There was more waiting, and he returned.
He wanted to make sure that I would be OK sitting upright for this, and would not swoon. I assured him that I would; I used to give plasma. That calmed him down, and soon he broke out a whole bunch of sterile water, a syringe, a whole bunch of gauze, and other sundries. He'd already laid bare the bandages on his first visit, and while a bit of blood welled up, it was not flowing like it had been. First he wiped down the area with whatever brownish solution he was using. Then he used a hair-fine needle to inject anaesthetic all around the wound, and furthermore dribbled anaesthetic into the raw areas. There was a lot of swabbing-off; I'm not sure in what order the bulk of it happened, and then he took the syringe and slurped up sterile water. He splurted this onto the wound, and then splurted more into it. Rather than stinging, as my nerves were enjoying a break from it all, it felt pleasantly cool.
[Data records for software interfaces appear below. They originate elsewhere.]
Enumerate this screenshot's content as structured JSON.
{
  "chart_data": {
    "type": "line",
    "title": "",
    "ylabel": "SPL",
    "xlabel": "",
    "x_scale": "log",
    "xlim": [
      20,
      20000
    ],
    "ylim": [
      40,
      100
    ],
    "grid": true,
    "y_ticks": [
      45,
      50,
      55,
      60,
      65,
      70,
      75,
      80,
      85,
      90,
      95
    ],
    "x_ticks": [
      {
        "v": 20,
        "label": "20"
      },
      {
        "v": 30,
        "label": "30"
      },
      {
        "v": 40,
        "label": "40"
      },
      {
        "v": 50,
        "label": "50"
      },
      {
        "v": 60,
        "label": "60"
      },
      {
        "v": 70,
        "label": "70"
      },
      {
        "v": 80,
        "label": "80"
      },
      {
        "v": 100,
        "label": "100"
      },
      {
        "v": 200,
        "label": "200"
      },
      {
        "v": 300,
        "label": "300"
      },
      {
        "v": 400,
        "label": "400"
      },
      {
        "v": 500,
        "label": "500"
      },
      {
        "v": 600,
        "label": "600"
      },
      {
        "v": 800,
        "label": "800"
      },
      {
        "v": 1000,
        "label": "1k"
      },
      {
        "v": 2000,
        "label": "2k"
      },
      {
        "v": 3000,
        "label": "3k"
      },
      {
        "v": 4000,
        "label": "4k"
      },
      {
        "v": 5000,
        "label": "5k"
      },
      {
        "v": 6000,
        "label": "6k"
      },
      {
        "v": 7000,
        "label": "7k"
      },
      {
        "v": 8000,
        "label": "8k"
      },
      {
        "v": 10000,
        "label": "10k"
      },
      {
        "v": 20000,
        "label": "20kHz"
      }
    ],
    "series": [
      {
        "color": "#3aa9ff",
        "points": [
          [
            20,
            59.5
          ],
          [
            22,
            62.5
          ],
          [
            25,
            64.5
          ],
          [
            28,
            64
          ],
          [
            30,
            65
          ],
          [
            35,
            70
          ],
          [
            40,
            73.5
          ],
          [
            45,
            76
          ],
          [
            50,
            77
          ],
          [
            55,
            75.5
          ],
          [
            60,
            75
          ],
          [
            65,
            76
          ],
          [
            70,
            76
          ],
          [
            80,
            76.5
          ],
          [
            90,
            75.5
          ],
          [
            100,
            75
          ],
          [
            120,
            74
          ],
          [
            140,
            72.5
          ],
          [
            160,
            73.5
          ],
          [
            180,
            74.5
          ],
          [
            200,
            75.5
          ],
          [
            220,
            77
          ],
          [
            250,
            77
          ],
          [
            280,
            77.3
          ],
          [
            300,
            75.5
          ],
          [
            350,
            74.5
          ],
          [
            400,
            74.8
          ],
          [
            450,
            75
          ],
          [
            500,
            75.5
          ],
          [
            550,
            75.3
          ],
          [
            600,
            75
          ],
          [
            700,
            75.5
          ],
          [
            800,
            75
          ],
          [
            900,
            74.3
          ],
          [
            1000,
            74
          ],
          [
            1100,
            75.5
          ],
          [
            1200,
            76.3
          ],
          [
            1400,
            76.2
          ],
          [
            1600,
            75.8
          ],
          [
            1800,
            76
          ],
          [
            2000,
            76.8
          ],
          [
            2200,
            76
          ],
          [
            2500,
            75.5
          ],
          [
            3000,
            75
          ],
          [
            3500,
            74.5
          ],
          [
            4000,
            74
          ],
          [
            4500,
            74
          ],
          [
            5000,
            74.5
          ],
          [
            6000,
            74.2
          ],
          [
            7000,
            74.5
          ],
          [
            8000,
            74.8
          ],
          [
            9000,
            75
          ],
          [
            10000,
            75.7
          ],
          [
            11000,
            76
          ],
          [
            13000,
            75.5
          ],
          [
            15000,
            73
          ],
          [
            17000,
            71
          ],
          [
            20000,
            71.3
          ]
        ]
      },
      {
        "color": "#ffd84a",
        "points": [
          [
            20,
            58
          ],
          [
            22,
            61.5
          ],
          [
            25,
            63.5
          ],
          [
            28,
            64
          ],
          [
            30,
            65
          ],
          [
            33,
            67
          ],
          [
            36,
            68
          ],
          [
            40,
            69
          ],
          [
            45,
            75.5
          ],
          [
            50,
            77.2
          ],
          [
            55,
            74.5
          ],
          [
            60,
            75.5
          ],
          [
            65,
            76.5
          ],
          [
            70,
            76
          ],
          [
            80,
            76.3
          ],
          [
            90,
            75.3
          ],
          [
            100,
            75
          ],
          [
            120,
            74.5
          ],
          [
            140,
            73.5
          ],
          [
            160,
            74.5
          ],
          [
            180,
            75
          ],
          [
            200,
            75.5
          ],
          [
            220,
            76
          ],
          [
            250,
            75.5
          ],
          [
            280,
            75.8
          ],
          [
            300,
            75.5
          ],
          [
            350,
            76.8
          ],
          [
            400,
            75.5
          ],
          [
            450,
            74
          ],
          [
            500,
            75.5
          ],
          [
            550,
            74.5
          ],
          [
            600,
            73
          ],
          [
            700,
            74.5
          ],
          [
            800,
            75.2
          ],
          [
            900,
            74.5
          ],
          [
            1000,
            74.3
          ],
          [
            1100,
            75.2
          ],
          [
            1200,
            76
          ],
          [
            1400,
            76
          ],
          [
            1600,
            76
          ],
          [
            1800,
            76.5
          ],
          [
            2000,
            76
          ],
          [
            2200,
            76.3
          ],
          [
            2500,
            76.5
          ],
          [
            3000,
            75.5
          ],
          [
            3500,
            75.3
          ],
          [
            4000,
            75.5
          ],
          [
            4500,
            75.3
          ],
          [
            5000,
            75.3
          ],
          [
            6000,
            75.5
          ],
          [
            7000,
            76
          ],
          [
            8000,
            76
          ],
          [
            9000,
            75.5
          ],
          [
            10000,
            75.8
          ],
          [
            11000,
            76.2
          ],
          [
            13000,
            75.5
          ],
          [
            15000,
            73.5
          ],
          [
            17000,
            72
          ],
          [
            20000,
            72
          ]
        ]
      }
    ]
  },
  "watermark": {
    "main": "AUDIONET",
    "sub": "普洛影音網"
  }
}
After quite a bit of this, he broke out tools of what were at first a mysterious nature to me, although their use soon became clear. There was a cute little curved needle trailing quite a lot of long black plastic thread. He grasped one side of the wound in tweezer-like objects that had a sharp poky bit in it, punching a hole for the needle, and used the graspers in his other hand to push the needle on through, and brought the needle expertly up through the skin at the other side of the wound. He then tied a firm knot in the tail of the thread and cut it off, then repeated the procedure again for a second stitch. He had mentioned that he was not going to close it up too tightly; he indicated where he was leaving it a bit open so it could drain should it need draining.
Eventually, someone smeared antibiotic ointment on it, put gauze on top, then wrapped it in happy bandages and taped it off. Hooray for such things.
After 24 hours, I can get it wet. I cannot wait.
At length, someone came around, gave me instructions, and told me I could go. My aunt went to fetch the car. I waited for the financial person to get back. The price is painful. She gave me some hoops to try jumping through.
They deemed another tetnus shot was not necessary; given that I only showed up as a 1-2 pain, they didn't see the need to offer me srs bizns drugs to take home either. I was a little apprehensive about that, particularly given that I don't feel that I deal with pain well, but I didn't feel the need to ask, and it seems to be doing OK so far. For some hours it was aching even when not disturbed at about a 2, and when disturbed at a 3+, but it was only as bad as the day after a day of overexerting myself walking, and quite decently bearable given that it was only in my forearm and not in both legs, part of my back, and my upper arms too.
I snapped a few shots of the knife before washing it. I didn't have a ruler to hand, but I put it up next to an object of knowable length, a BART card, which is the same size as a standard credit card.
JD advises me that the short end is 5.4 centimeters, which is just over 2 inches. You see how the bloodied area on the blade is just about the same length as the short end of the BART card. I'd thought it had only gone 1 to 1.5 inches in. Yikes.
I spent a certain amount of time on the phone, assortedly reassuring people about my well-being and cracking up laughing. ("I guess that was a mis-steak?" my best friend put in, along with several others in that vein.)
Later on in the evening, the constant ache died down. Currently, it only hurts when I make complex maneuvers such as twisting or bending, and it's no more than a 2, maybe a 3 if it's behind my back.